The day in question had started normal enough. She had risen with the rest of the orphans, ate her small meal of breakfast then set to work on the chores for the day- she'd been on gardening.

She actually liked the garden, partially because she enjoyed been out of the stifling institution that she had the misfortune to call 'home', but also because she liked making things grow, tending to them lovingly, even though by the end of the day her hands were often raw from tending to the garden without protection for her hands, and either shivering from cold winds or red from the sun.

Hermione let out a low sigh, as she reflected on what had happened that day. She had checked, she had been so careful, but Sister Bernedice, who still nursed a special dislike for her, had caught her doing the secret thing to mend her broken trowel. Which was why she was in a room alone, no one else wanting to share with the freak, her stomach still hurting because she'd yet to be given anything but bread and water, staring at the shadows dance.

God, she hated this place. She hated the stiff grey uniforms, she hated that all the lessons were pathetically easy and yet her intelligence earned her nothing but scorn, she hated the endless hours of praying, she hated the other children, who either ignored her or spited her, and most of all she hated the Sisters.
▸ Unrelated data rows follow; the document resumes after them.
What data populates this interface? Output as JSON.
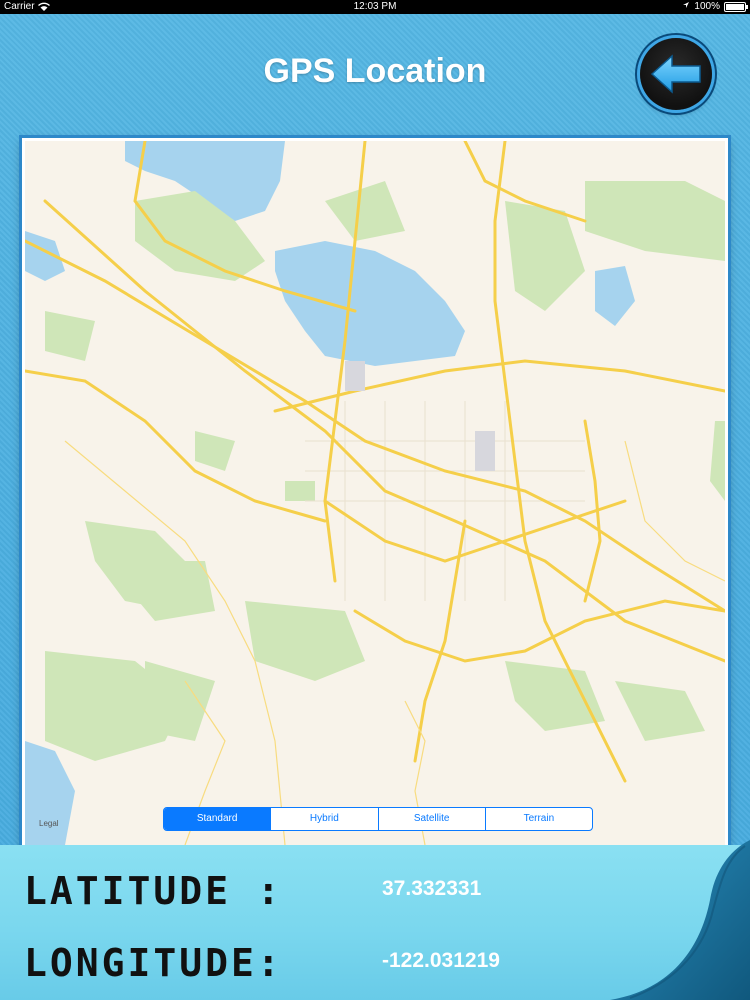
{
  "status_bar": {
    "carrier": "Carrier",
    "time": "12:03 PM",
    "battery": "100%"
  },
  "header": {
    "title": "GPS Location",
    "back_icon": "back-arrow-icon"
  },
  "map": {
    "legal": "Legal",
    "map_types": [
      "Standard",
      "Hybrid",
      "Satellite",
      "Terrain"
    ],
    "selected_type": "Standard"
  },
  "coordinates": {
    "latitude_label": "LATITUDE :",
    "latitude_value": "37.332331",
    "longitude_label": "LONGITUDE:",
    "longitude_value": "-122.031219"
  },
  "colors": {
    "background": "#4fb2e1",
    "accent": "#0a7aff",
    "road": "#f5cf4a",
    "water": "#a6d3ee",
    "park": "#cfe6b8"
  }
}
More and more she'd find herself wishing that she had the strength to hurt all of them the way she was hurt.

Hermione took a deep shuddering breath and tried to imagine she was somewhere else, a better place in a kinder time, when she was loved and no one ever hurt her, and once she'd calmed, she turned her attention to the battered watch she'd stolen from one of the other kids, stolen because hers had been ripped off her wrist and stomped on by one of the older girls. She watched the second hand tick and then, at the stroke of midnight, Hermione squeezed her eyes shut, making her birthday wish as she turned six years old.

She wished, with all her heart, that she was free.
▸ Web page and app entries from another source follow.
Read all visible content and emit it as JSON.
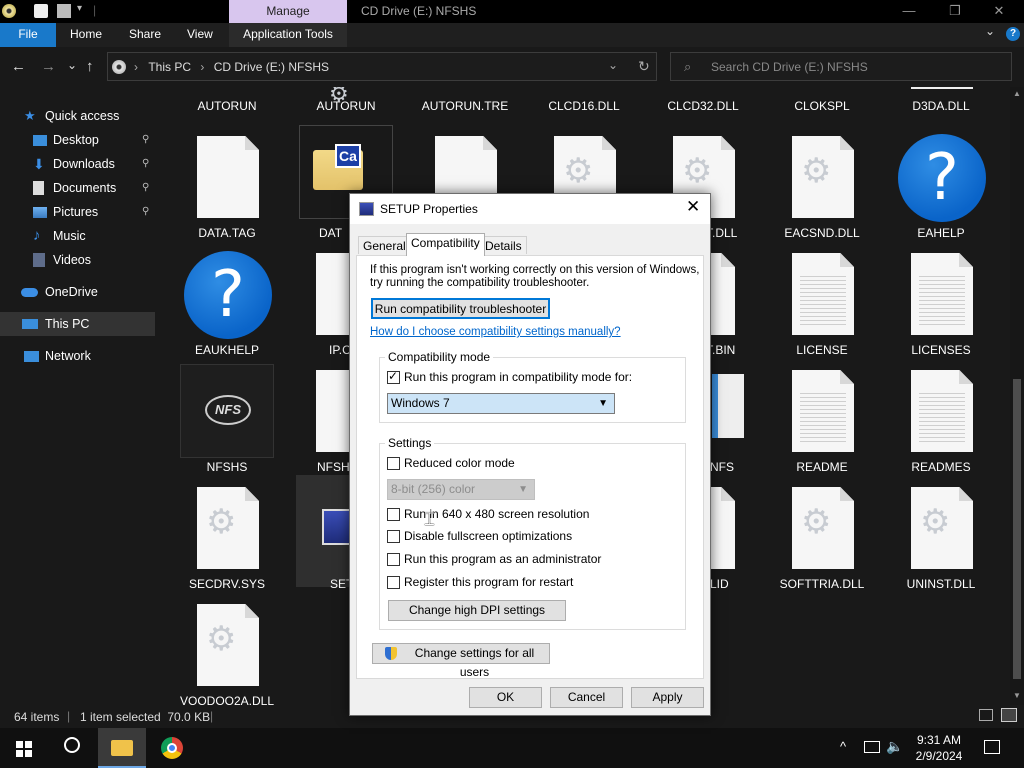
{
  "window": {
    "title": "CD Drive (E:) NFSHS",
    "manage_label": "Manage",
    "minimize": "—",
    "maximize": "❐",
    "close": "✕"
  },
  "ribbon": {
    "tabs": [
      "File",
      "Home",
      "Share",
      "View",
      "Application Tools"
    ],
    "expand": "⌄",
    "help": "?"
  },
  "address": {
    "crumbs": [
      "This PC",
      "CD Drive (E:) NFSHS"
    ],
    "separator": "›",
    "dropdown": "⌄",
    "refresh": "↻"
  },
  "search": {
    "placeholder": "Search CD Drive (E:) NFSHS"
  },
  "nav": {
    "back": "←",
    "forward": "→",
    "recent": "⌄",
    "up": "↑",
    "quick_access": "Quick access",
    "desktop": "Desktop",
    "downloads": "Downloads",
    "documents": "Documents",
    "pictures": "Pictures",
    "music": "Music",
    "videos": "Videos",
    "onedrive": "OneDrive",
    "this_pc": "This PC",
    "network": "Network",
    "pin": "📌"
  },
  "files": {
    "row0": [
      "AUTORUN",
      "AUTORUN",
      "AUTORUN.TRE",
      "CLCD16.DLL",
      "CLCD32.DLL",
      "CLOKSPL",
      "D3DA.DLL"
    ],
    "row1": [
      "DATA.TAG",
      "DAT",
      "",
      "",
      "T.DLL",
      "EACSND.DLL",
      "EAHELP"
    ],
    "row2": [
      "EAUKHELP",
      "IP.C",
      "",
      "",
      "T.BIN",
      "LICENSE",
      "LICENSES"
    ],
    "row3": [
      "NFSHS",
      "NFSHS",
      "",
      "",
      "NFS",
      "README",
      "READMES"
    ],
    "row4": [
      "SECDRV.SYS",
      "SETU",
      "",
      "",
      "LID",
      "SOFTTRIA.DLL",
      "UNINST.DLL"
    ],
    "row5": [
      "VOODOO2A.DLL"
    ],
    "nfs_logo": "NFS",
    "cab_badge": "Ca",
    "help_glyph": "?",
    "gear_glyph": "⚙"
  },
  "status": {
    "items": "64 items",
    "selected": "1 item selected  70.0 KB"
  },
  "taskbar": {
    "time": "9:31 AM",
    "date": "2/9/2024"
  },
  "dialog": {
    "title": "SETUP Properties",
    "close": "✕",
    "tabs": [
      "General",
      "Compatibility",
      "Details"
    ],
    "intro_line1": "If this program isn't working correctly on this version of Windows,",
    "intro_line2": "try running the compatibility troubleshooter.",
    "troubleshooter_button": "Run compatibility troubleshooter",
    "manual_link": "How do I choose compatibility settings manually?",
    "compat_group": "Compatibility mode",
    "compat_checkbox": "Run this program in compatibility mode for:",
    "compat_checked": true,
    "compat_select": "Windows 7",
    "settings_group": "Settings",
    "reduced_color": "Reduced color mode",
    "color_select": "8-bit (256) color",
    "resolution_640": "Run in 640 x 480 screen resolution",
    "disable_fullscreen": "Disable fullscreen optimizations",
    "run_admin": "Run this program as an administrator",
    "register_restart": "Register this program for restart",
    "dpi_button": "Change high DPI settings",
    "all_users_button": "Change settings for all users",
    "ok": "OK",
    "cancel": "Cancel",
    "apply": "Apply"
  }
}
And then the padlock, locking her inside the room she had the misfortune of calling her bedroom, floated soundlessly to the floor, meeting the ground with a soft clunk. The door swung open.

Hermione froze for a few seconds, then decided to grant her own wish. She crept out of her room, silently slinking along the wall, hidden in the shadows. She made it to the kitchen safely and then set about getting enough food to at least last a few days- a loaf of bread, a couple bottles of water and a bunch of apples, unable to help her trembling with fear as she thought about what would happen to her if she was caught.

Next making her way to the coatroom, a room where the children were forbidden to go, Hermione found a small satchel into which she placed the food.

And then she used her secret thing to unlock the door of the orphanage and creep out into the dark of the night.

Little Hermione walked for hours until she reached the city of London. Her feet were bruised and blistered, her legs ached and her eyelids were so heavy she could barely see ahead. The first park she found, she curled up under one of the thick bushes and fell into an exhausted sleep.

She slept there for three more nights. It was uncomfortable and cold and on the third night it rained, soaking her to the bone, until she used her secret thing to dry herself again. The food didn't last long and the nights and days stretched on forever. She was dirty and exhausted and starving, but it was still better then Saint Agnes's.

And then, on the fifth day of her new freedom, everything changed. That's when she met Sting.

Sting was a boy and he was ten. He'd also been living on the street for two years. He took her under his wing, introducing her to other homeless, street kids and teaching her how to survive. He taught her how to pick pockets so that they could eat. He taught her how to find the various hidey-holes, like burned out warehouses and vacant lots, how to spot dangers, like the police, and men with eyes that stared too long, too interested. He taught her where the good places to sleep were, and how to fight, both hand to hand and with blades, stealing for her her first switchblade.

It was Sting who told her she needed a street name, and so Hermione Jane Granger became just Jane. And, for the first time in years, Jane was happy.